18 April 2008
TURKMENISTAN: "It is our duty to check up on religious organisations"
Some ten officials from the local Religious Affairs Department, the police, secret police, Justice Ministry and Tax Ministry raided a Bible class held by the Greater Grace Protestant church in a private flat in the capital Ashgabad on 11 April. Asked the reason for the check-up, Murad Aksakov of the local administration told Forum 18 News Service they wanted to find out how many people attended the classes, who those people were, and whether everything was in order with the church's documents. Pastor Vladimir Tolmachev told Forum 18 he was warned that the church was not allowed to teach its own members without permission from the government's Religious Affairs Committee, even though its officially-recognised Charter allows this. Officials told Tolmachev he would receive an official warning. Further such warnings could lead to the church's registration being stripped from it, rendering all its activities illegal. In an illustration of the problems even registered religious communities face, the church has no building of its own and has already had to move its services ten times this year.
14 February 2008
TURKMENISTAN: What needs to change, the Religion Law or government actions?

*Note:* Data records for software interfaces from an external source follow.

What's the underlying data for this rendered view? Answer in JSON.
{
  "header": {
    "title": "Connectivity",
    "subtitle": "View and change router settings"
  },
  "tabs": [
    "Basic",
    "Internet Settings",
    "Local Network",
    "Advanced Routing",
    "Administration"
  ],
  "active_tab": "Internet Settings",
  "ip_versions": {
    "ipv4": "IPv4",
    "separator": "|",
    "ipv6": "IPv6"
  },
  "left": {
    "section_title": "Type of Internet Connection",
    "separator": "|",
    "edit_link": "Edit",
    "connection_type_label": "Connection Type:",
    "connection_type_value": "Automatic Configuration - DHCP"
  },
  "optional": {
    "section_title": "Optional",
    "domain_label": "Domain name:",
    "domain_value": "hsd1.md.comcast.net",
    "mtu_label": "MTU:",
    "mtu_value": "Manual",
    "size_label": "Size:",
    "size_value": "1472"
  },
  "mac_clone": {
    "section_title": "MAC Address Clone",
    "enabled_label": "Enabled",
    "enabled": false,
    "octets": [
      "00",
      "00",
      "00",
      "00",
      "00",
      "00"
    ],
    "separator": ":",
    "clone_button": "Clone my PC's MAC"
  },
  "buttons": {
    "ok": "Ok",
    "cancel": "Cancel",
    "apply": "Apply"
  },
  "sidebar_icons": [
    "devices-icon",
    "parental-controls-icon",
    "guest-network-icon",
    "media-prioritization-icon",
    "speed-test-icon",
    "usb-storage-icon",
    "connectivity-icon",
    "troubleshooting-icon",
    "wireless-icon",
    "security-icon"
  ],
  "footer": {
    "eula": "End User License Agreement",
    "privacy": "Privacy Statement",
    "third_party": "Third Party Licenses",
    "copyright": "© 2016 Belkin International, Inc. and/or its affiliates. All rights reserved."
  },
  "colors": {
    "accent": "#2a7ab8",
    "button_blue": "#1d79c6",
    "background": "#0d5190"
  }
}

Turkmenistan has promised to amend its Religion Law, but work on this has not started, Forum 18 News Service has found. Shirin Akhmedova, Director of the state National Institute for Democracy and Human Rights, claimed the process of amending the Law would be "transparent" and would involve "international experts." However, she said that the views of local people would be listened to only after Forum 18 specifically asked about this. She refused to say what parts of the Law are likely to be amended, when a draft Law may be produced, or if there would be public discussion. She insisted that the country has a "new government" and denied that religious believers face any problems in practising their faith. Religious believers have told Forum 18 that no fundamental changes in religious policy have yet taken place. Many have stated that restrictions they face include not being able to: build or open places of worship; publish or import religious literature; travel abroad (including on the haj pilgrimage to Mecca); share their beliefs; or – for communities the authorities particularly dislike - gain legal status.